── GIVEN INFORMATION ──
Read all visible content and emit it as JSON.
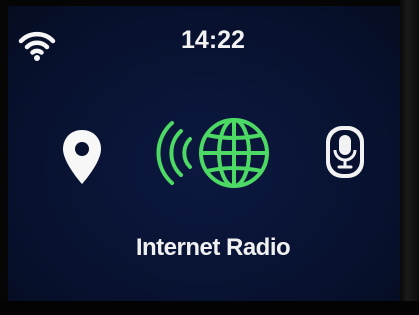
{
  "status_bar": {
    "time": "14:22",
    "wifi_icon": "wifi-icon"
  },
  "modes": [
    {
      "name": "location",
      "icon": "location-pin-icon",
      "selected": false
    },
    {
      "name": "internet-radio",
      "icon": "globe-radio-waves-icon",
      "selected": true
    },
    {
      "name": "microphone",
      "icon": "microphone-icon",
      "selected": false
    }
  ],
  "selected_mode_label": "Internet Radio",
  "colors": {
    "background": "#081230",
    "accent": "#4cd964",
    "text": "#f0f0f0",
    "inactive_icon": "#ffffff"
  }
}
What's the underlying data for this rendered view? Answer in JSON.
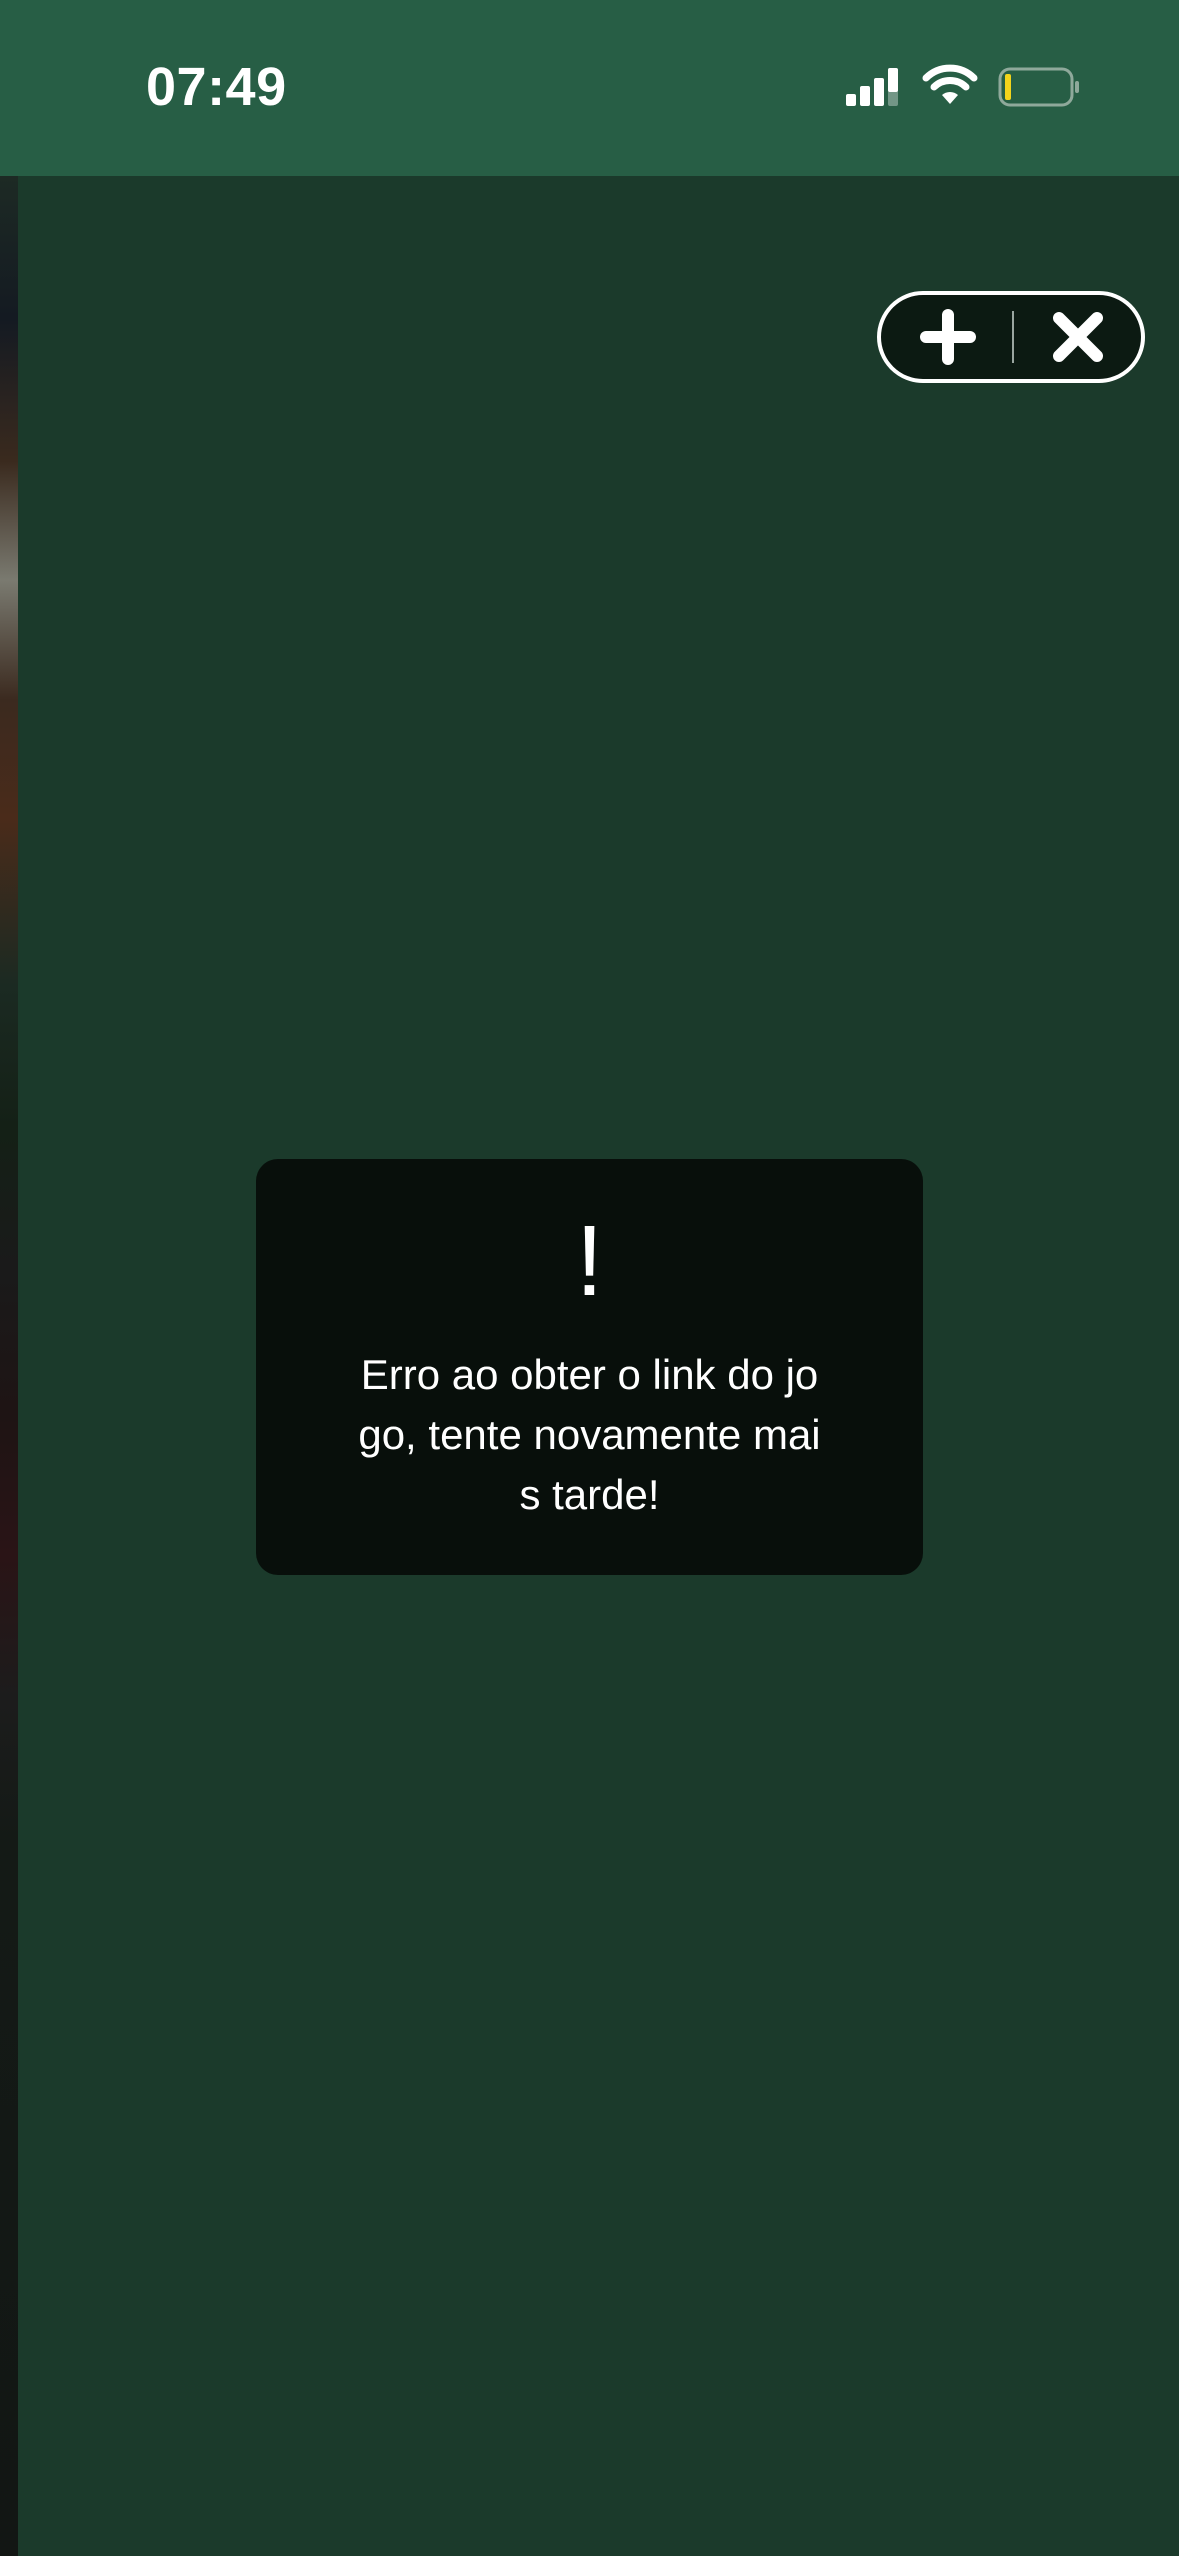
{
  "status_bar": {
    "time": "07:49",
    "signal_icon": "signal-strength-icon",
    "wifi_icon": "wifi-icon",
    "battery_icon": "battery-low-icon",
    "battery_level": 0.1,
    "battery_fill_color": "#f3d41b"
  },
  "capsule": {
    "add_icon": "plus-icon",
    "close_icon": "close-icon"
  },
  "toast": {
    "icon_text": "!",
    "message": "Erro ao obter o link do jo\ngo, tente novamente mai\ns tarde!"
  },
  "colors": {
    "status_bar_bg": "#275e45",
    "page_bg": "#1b3a2b",
    "toast_bg": "#080f0b",
    "text": "#ffffff"
  }
}
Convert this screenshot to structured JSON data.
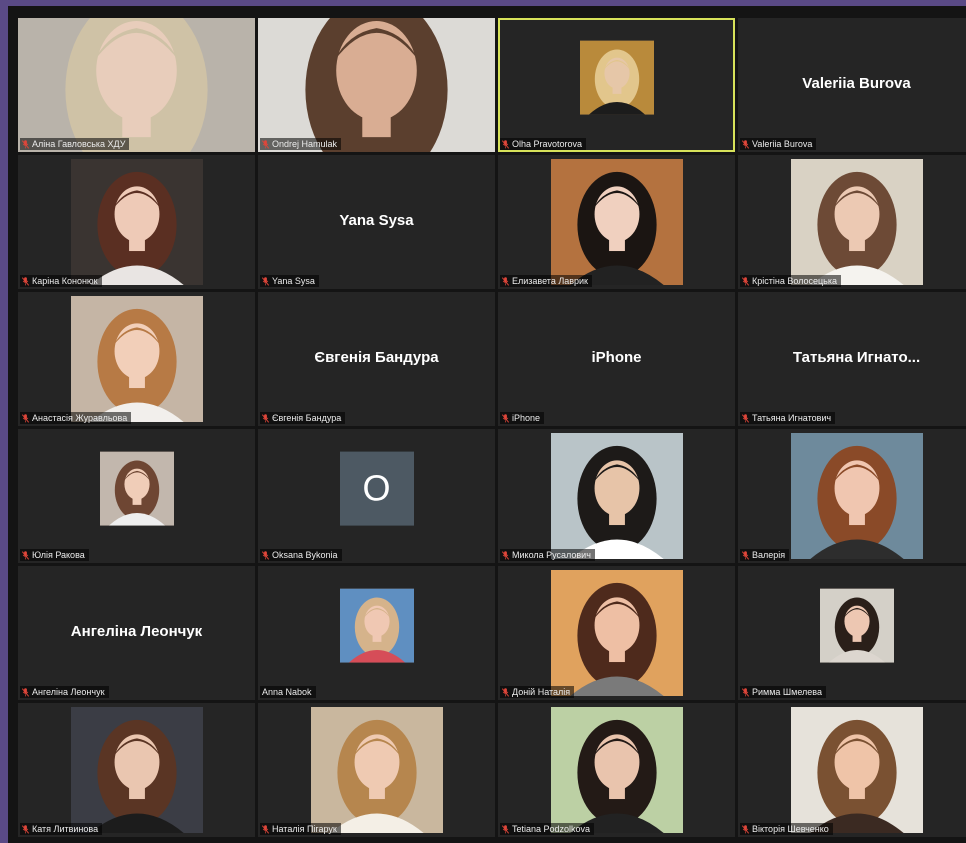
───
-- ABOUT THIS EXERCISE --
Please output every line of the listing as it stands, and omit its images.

-- REPLY --
Read all visible content and emit it as JSON.
{
  "status_bar": {
    "time": "14:22",
    "wifi_icon": "wifi-icon"
  },
  "modes": [
    {
      "name": "location",
      "icon": "location-pin-icon",
      "selected": false
    },
    {
      "name": "internet-radio",
      "icon": "globe-radio-waves-icon",
      "selected": true
    },
    {
      "name": "microphone",
      "icon": "microphone-icon",
      "selected": false
    }
  ],
  "selected_mode_label": "Internet Radio",
  "colors": {
    "background": "#081230",
    "accent": "#4cd964",
    "text": "#f0f0f0",
    "inactive_icon": "#ffffff"
  }
}
What's the underlying data for this rendered view? Answer in JSON.
{
  "status_bar": {
    "time": "07:49",
    "signal_icon": "signal-strength-icon",
    "wifi_icon": "wifi-icon",
    "battery_icon": "battery-low-icon",
    "battery_level": 0.1,
    "battery_fill_color": "#f3d41b"
  },
  "capsule": {
    "add_icon": "plus-icon",
    "close_icon": "close-icon"
  },
  "toast": {
    "icon_text": "!",
    "message": "Erro ao obter o link do jo\ngo, tente novamente mai\ns tarde!"
  },
  "colors": {
    "status_bar_bg": "#275e45",
    "page_bg": "#1b3a2b",
    "toast_bg": "#080f0b",
    "text": "#ffffff"
  }
}
Convert this screenshot to structured JSON data.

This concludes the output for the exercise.